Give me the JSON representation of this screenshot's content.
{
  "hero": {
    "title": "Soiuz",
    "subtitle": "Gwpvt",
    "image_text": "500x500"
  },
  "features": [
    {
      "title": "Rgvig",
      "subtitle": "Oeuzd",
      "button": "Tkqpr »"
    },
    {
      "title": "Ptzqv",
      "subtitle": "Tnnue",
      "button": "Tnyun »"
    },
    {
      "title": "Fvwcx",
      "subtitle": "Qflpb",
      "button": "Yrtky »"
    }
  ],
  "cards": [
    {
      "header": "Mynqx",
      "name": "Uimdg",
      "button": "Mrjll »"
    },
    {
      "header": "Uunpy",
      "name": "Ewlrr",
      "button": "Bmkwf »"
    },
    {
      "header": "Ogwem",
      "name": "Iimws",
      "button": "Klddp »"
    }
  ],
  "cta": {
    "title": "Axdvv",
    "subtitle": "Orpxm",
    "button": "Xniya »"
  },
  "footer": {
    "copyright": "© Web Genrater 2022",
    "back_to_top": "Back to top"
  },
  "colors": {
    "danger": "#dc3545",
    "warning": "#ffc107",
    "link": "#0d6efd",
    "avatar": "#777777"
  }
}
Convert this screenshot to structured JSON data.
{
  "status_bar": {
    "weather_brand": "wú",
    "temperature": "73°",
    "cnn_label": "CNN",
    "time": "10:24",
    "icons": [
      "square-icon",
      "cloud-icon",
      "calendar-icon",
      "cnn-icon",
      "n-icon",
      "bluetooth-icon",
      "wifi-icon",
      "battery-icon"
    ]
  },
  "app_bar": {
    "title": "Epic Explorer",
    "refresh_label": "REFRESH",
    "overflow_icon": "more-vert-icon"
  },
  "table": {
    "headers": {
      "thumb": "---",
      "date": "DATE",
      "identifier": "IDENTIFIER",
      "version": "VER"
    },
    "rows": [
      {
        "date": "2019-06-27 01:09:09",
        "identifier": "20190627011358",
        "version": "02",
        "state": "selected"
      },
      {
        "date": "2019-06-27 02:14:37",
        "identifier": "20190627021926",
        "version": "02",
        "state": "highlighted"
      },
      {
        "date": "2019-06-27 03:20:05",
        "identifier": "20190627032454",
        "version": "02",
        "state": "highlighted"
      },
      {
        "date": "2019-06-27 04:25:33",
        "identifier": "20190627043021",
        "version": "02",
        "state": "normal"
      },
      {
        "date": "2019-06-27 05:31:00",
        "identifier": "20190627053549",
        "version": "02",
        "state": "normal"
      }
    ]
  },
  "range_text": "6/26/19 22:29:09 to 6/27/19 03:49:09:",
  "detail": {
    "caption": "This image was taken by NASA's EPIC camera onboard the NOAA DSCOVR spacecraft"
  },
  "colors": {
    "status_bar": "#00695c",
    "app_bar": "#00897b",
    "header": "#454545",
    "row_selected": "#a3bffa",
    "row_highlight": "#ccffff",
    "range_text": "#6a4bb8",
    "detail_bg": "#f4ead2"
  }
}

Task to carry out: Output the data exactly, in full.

Finished exercise:
Give me the JSON representation of this screenshot's content.
{
  "hero": {
    "title": "Soiuz",
    "subtitle": "Gwpvt",
    "image_text": "500x500"
  },
  "features": [
    {
      "title": "Rgvig",
      "subtitle": "Oeuzd",
      "button": "Tkqpr »"
    },
    {
      "title": "Ptzqv",
      "subtitle": "Tnnue",
      "button": "Tnyun »"
    },
    {
      "title": "Fvwcx",
      "subtitle": "Qflpb",
      "button": "Yrtky »"
    }
  ],
  "cards": [
    {
      "header": "Mynqx",
      "name": "Uimdg",
      "button": "Mrjll »"
    },
    {
      "header": "Uunpy",
      "name": "Ewlrr",
      "button": "Bmkwf »"
    },
    {
      "header": "Ogwem",
      "name": "Iimws",
      "button": "Klddp »"
    }
  ],
  "cta": {
    "title": "Axdvv",
    "subtitle": "Orpxm",
    "button": "Xniya »"
  },
  "footer": {
    "copyright": "© Web Genrater 2022",
    "back_to_top": "Back to top"
  },
  "colors": {
    "danger": "#dc3545",
    "warning": "#ffc107",
    "link": "#0d6efd",
    "avatar": "#777777"
  }
}
Convert this screenshot to structured JSON data.
{
  "status_bar": {
    "weather_brand": "wú",
    "temperature": "73°",
    "cnn_label": "CNN",
    "time": "10:24",
    "icons": [
      "square-icon",
      "cloud-icon",
      "calendar-icon",
      "cnn-icon",
      "n-icon",
      "bluetooth-icon",
      "wifi-icon",
      "battery-icon"
    ]
  },
  "app_bar": {
    "title": "Epic Explorer",
    "refresh_label": "REFRESH",
    "overflow_icon": "more-vert-icon"
  },
  "table": {
    "headers": {
      "thumb": "---",
      "date": "DATE",
      "identifier": "IDENTIFIER",
      "version": "VER"
    },
    "rows": [
      {
        "date": "2019-06-27 01:09:09",
        "identifier": "20190627011358",
        "version": "02",
        "state": "selected"
      },
      {
        "date": "2019-06-27 02:14:37",
        "identifier": "20190627021926",
        "version": "02",
        "state": "highlighted"
      },
      {
        "date": "2019-06-27 03:20:05",
        "identifier": "20190627032454",
        "version": "02",
        "state": "highlighted"
      },
      {
        "date": "2019-06-27 04:25:33",
        "identifier": "20190627043021",
        "version": "02",
        "state": "normal"
      },
      {
        "date": "2019-06-27 05:31:00",
        "identifier": "20190627053549",
        "version": "02",
        "state": "normal"
      }
    ]
  },
  "range_text": "6/26/19 22:29:09 to 6/27/19 03:49:09:",
  "detail": {
    "caption": "This image was taken by NASA's EPIC camera onboard the NOAA DSCOVR spacecraft"
  },
  "colors": {
    "status_bar": "#00695c",
    "app_bar": "#00897b",
    "header": "#454545",
    "row_selected": "#a3bffa",
    "row_highlight": "#ccffff",
    "range_text": "#6a4bb8",
    "detail_bg": "#f4ead2"
  }
}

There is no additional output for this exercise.